Work to complete: All lines after the one containing "Transcribe this image's", together with that line itself, should be written out exactly, down to the last line of the entries below.

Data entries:

================

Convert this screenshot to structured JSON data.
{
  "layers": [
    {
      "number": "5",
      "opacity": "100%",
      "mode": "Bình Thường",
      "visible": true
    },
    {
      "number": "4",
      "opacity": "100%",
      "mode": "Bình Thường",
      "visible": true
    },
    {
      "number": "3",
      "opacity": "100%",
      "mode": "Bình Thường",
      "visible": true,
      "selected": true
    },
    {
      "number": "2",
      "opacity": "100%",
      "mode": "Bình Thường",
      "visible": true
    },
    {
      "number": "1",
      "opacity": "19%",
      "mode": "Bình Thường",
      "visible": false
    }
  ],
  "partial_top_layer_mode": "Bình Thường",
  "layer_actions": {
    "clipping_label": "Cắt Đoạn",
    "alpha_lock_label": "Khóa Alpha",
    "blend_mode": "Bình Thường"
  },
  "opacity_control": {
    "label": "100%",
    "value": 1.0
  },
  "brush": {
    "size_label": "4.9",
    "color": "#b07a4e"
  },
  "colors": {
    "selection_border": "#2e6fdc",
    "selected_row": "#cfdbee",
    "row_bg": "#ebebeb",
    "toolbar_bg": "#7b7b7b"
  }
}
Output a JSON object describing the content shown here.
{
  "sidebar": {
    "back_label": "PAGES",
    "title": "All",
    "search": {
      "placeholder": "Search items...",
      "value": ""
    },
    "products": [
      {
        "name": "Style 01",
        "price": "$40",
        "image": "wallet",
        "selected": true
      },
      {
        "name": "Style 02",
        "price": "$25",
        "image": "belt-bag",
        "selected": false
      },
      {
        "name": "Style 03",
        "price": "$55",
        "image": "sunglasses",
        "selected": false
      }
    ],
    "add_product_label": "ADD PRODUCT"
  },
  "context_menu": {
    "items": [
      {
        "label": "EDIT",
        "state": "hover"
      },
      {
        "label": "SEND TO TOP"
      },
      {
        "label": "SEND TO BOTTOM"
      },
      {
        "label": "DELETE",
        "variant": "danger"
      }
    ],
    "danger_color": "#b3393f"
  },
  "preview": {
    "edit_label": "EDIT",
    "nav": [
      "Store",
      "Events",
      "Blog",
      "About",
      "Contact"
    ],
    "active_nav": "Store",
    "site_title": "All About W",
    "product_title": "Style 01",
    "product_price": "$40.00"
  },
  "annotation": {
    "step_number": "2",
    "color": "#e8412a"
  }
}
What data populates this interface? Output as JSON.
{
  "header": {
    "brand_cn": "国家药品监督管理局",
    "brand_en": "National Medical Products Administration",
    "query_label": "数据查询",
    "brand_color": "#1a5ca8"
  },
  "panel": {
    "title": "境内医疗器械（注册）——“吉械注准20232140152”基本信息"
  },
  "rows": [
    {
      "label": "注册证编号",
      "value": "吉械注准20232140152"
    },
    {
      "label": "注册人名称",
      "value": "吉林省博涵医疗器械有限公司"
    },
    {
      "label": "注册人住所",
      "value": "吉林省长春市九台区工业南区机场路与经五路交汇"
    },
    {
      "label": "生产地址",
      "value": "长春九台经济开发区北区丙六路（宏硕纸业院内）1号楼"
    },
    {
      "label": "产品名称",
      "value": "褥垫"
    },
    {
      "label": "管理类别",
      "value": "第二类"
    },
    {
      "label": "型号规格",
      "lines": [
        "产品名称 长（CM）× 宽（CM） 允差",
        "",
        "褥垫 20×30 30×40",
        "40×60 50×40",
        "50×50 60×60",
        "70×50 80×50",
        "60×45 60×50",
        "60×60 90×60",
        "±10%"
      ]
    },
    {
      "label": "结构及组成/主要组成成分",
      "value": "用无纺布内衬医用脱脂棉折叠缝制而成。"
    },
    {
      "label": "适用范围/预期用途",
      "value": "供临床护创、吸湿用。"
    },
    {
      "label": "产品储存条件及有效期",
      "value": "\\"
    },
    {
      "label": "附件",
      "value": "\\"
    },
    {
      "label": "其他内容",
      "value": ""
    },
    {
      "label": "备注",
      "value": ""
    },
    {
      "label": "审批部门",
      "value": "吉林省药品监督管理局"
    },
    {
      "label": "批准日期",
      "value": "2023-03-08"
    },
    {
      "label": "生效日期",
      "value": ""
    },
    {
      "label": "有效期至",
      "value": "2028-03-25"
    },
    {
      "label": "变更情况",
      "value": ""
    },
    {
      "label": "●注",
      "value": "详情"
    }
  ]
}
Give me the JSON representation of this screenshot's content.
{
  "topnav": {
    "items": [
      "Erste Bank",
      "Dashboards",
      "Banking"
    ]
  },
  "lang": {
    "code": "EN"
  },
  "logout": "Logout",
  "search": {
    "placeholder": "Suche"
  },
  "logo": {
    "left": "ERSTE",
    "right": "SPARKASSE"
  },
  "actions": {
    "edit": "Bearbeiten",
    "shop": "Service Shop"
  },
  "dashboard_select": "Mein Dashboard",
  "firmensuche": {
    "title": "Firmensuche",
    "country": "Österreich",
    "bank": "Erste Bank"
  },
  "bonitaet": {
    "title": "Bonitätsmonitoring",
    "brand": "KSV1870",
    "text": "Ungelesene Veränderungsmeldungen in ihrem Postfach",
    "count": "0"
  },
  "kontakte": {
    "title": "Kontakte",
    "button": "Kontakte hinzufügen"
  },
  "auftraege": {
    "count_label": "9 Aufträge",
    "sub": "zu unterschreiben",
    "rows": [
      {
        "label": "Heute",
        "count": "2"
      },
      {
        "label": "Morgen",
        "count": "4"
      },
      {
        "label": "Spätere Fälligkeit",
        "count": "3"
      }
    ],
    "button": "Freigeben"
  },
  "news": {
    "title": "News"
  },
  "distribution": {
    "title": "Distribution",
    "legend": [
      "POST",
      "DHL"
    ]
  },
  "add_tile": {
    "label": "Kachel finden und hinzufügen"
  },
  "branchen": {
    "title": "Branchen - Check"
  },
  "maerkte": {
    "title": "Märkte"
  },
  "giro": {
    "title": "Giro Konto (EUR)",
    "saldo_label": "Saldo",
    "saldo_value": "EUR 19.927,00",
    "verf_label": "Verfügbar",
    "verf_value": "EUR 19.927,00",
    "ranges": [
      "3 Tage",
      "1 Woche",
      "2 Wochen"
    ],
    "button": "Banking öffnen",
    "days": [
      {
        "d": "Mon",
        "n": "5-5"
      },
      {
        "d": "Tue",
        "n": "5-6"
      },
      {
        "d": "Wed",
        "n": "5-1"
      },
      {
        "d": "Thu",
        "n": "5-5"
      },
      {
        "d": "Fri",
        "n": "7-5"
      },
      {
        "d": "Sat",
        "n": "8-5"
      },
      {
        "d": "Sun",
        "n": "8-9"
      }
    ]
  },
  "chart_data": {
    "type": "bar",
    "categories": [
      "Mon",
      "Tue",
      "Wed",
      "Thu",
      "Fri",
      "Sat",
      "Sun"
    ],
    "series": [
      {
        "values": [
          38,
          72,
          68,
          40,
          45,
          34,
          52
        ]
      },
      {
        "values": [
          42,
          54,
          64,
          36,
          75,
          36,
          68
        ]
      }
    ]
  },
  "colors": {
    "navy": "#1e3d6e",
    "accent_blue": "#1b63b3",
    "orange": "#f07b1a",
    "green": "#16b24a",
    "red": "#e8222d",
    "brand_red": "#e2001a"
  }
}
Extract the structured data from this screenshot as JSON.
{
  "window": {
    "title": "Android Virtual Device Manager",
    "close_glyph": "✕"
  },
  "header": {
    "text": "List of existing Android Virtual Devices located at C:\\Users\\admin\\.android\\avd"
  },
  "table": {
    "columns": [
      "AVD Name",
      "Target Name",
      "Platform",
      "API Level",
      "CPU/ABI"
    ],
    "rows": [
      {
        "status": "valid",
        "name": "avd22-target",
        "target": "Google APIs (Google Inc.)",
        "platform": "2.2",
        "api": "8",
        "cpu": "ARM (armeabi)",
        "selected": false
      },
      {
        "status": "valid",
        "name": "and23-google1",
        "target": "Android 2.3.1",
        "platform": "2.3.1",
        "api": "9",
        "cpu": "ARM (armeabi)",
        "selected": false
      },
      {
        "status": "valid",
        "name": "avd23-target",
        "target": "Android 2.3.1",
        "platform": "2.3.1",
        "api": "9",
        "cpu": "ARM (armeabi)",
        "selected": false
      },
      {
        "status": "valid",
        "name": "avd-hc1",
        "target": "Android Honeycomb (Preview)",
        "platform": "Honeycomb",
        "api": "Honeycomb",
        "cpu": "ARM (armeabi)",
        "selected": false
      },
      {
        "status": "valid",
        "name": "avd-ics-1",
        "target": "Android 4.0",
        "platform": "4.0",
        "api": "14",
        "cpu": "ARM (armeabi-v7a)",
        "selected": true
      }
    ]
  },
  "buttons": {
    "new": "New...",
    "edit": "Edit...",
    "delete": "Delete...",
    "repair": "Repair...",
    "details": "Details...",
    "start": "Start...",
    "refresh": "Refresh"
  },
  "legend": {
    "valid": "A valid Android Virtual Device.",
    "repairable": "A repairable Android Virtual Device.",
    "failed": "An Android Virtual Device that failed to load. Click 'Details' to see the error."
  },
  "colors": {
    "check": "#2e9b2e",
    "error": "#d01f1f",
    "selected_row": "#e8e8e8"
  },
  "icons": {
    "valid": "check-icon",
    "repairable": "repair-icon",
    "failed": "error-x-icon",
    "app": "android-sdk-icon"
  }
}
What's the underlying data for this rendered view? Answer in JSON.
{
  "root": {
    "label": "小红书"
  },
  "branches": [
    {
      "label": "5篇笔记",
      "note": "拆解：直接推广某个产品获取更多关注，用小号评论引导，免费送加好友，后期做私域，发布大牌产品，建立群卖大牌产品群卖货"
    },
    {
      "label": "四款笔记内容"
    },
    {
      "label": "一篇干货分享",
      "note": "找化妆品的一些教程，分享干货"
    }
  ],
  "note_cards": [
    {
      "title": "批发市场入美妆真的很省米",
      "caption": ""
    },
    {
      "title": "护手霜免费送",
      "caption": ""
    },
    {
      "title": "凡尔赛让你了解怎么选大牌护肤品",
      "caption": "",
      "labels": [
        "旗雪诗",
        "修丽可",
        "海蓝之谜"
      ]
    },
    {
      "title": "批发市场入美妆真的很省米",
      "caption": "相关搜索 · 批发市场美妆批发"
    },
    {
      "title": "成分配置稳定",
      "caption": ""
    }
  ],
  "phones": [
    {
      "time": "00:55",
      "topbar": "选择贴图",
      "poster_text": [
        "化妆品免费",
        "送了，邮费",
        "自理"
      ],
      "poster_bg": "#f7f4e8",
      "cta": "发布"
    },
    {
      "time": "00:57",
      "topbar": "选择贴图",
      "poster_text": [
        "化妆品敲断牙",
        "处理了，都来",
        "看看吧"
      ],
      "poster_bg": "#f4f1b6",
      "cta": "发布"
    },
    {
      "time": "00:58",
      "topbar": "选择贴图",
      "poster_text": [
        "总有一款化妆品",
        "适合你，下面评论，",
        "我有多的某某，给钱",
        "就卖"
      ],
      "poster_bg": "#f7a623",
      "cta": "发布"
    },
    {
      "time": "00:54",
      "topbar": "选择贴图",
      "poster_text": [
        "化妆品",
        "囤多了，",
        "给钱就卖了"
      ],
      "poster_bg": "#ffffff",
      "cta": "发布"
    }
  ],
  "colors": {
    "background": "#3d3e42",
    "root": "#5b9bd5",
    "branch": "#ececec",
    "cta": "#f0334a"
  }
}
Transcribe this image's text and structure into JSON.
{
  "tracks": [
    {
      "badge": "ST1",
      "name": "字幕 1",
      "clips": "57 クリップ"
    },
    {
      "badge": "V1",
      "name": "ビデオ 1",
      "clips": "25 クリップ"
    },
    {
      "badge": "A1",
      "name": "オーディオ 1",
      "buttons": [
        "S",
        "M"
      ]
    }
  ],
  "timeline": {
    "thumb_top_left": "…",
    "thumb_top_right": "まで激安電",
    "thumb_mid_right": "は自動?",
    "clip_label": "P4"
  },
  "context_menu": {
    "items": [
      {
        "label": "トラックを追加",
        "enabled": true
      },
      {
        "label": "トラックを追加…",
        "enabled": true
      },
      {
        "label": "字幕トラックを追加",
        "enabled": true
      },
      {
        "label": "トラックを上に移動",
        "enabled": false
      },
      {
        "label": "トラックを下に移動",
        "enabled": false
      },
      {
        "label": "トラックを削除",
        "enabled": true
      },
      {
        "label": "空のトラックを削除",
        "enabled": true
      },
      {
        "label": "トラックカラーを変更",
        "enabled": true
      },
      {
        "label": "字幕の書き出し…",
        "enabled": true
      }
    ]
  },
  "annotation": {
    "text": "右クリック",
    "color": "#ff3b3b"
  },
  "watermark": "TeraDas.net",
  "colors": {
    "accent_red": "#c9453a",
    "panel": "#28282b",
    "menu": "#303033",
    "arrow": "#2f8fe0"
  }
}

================

Output for this task:
Transcribe this image's text and structure into JSON.
{
  "tracks": [
    {
      "badge": "ST1",
      "name": "字幕 1",
      "clips": "57 クリップ"
    },
    {
      "badge": "V1",
      "name": "ビデオ 1",
      "clips": "25 クリップ"
    },
    {
      "badge": "A1",
      "name": "オーディオ 1",
      "buttons": [
        "S",
        "M"
      ]
    }
  ],
  "timeline": {
    "thumb_top_left": "…",
    "thumb_top_right": "まで激安電",
    "thumb_mid_right": "は自動?",
    "clip_label": "P4"
  },
  "context_menu": {
    "items": [
      {
        "label": "トラックを追加",
        "enabled": true
      },
      {
        "label": "トラックを追加…",
        "enabled": true
      },
      {
        "label": "字幕トラックを追加",
        "enabled": true
      },
      {
        "label": "トラックを上に移動",
        "enabled": false
      },
      {
        "label": "トラックを下に移動",
        "enabled": false
      },
      {
        "label": "トラックを削除",
        "enabled": true
      },
      {
        "label": "空のトラックを削除",
        "enabled": true
      },
      {
        "label": "トラックカラーを変更",
        "enabled": true
      },
      {
        "label": "字幕の書き出し…",
        "enabled": true
      }
    ]
  },
  "annotation": {
    "text": "右クリック",
    "color": "#ff3b3b"
  },
  "watermark": "TeraDas.net",
  "colors": {
    "accent_red": "#c9453a",
    "panel": "#28282b",
    "menu": "#303033",
    "arrow": "#2f8fe0"
  }
}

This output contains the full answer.